Encourage Work-life Balance
One of the most effective ways to make sure employees aren’t suffering from burnout is to encourage them to take breaks. Encouraging them to use their time off to mentally recharge and come back in a better headspace, will make them feel empowered to take some downtime. Employees today often feel as if they cannot or should not take time off due to busy work schedules and deadlines. However, this can create a very toxic atmosphere at work and make employees feel resentful.
A work-life balance is imperative, especially in this day in age. It is so easy to become bogged down in the never-ending list of to-dos, put your head down and grind it out, and forget about your own health and wellness. Research has shown that taking more vacation time results in greater success at work. It also lowers stress levels for people both at work and at home.
As a leader, encouraging your team to unplug, reiterating the importance of PTO, and allowing them to take mental health days as needed can greatly decrease levels of employee burnout. Make sure your employees know that it is more than okay to plan a trip and enjoy some time away from work and screens.
Offer Incentives to Employees
Lastly, in order to keep your employees satisfied in their role, allow them time to step away throughout the day. The past year and a half have shown that remote work can be just as effective and efficient as working in an office every day. Offer the option of working remotely to your employees a few days during the week. Sometimes having the option to sleep in a few extra minutes and avoid the traffic from a commute can simultaneously boost your mood and your work productivity that day. Being able to work from the comfort of your own home can help ease stress and prevent employee burnout.

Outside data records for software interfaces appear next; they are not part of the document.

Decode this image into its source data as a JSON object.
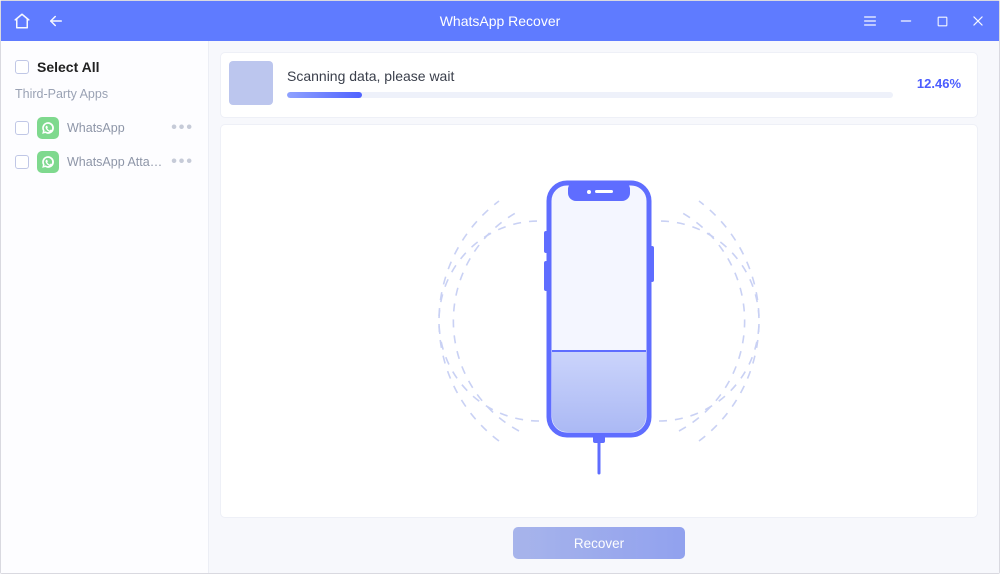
{
  "titlebar": {
    "title": "WhatsApp Recover"
  },
  "sidebar": {
    "select_all_label": "Select All",
    "group_label": "Third-Party Apps",
    "items": [
      {
        "label": "WhatsApp"
      },
      {
        "label": "WhatsApp Attachments"
      }
    ]
  },
  "progress": {
    "status_text": "Scanning data, please wait",
    "percent_label": "12.46%",
    "percent_value": 12.46
  },
  "footer": {
    "recover_label": "Recover"
  },
  "colors": {
    "brand": "#5f7bff",
    "accent": "#4b5cff",
    "whatsapp_green": "#7fd98e"
  }
}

Another option is to incorporate a flexible schedule, meaning employees have the ability to leave work for a period of time in order to get a coffee, go to a doctor’s appointment, or grab lunch and then make up those hours later in the day or week. The added flexibility gives employees more freedom to decipher how and when they’re most productive. The last option, if you really want to show your employees that you care about them, is to give them an extra day of PTO to show them your appreciation.
Shift the Perspective
Productivity tends to ebb and flow, and a great way to get your employees back in the swing of things with a fresh perspective is to have them take note of their energy outputs. Where a person spends their energy makes a massive impact on their performance. If a person is spending all of their energy on things that are draining them, they can begin to feel like there aren’t enough hours in the day. This can cause them to become burnt out, exhausted, and difficulty prioritizing what matters. Inform your employees on how to discover ways to align energy with what matters to them so they can find freedom, flow, focus, and productivity.
Every job can be stressful in its own way, but burnout takes that stress to an extreme level which can lead to a multitude of negative impacts. Lack of engagement from management puts the company at risk of losing employees due to burnout, but with these tips in mind, it can be prevented.
About Molly Fletcher: A keynote speaker and author, Molly draws on her decades of experiences working as a sports agent. Her company’s Game Changer Negotiation Training workshops teach business people the framework for successful negotiating so that you can close more deals while building stronger relationships. In her keynote presentations, Molly inspires leaders, teams, and organizations to kick-start growth.
For more information on Molly, click here.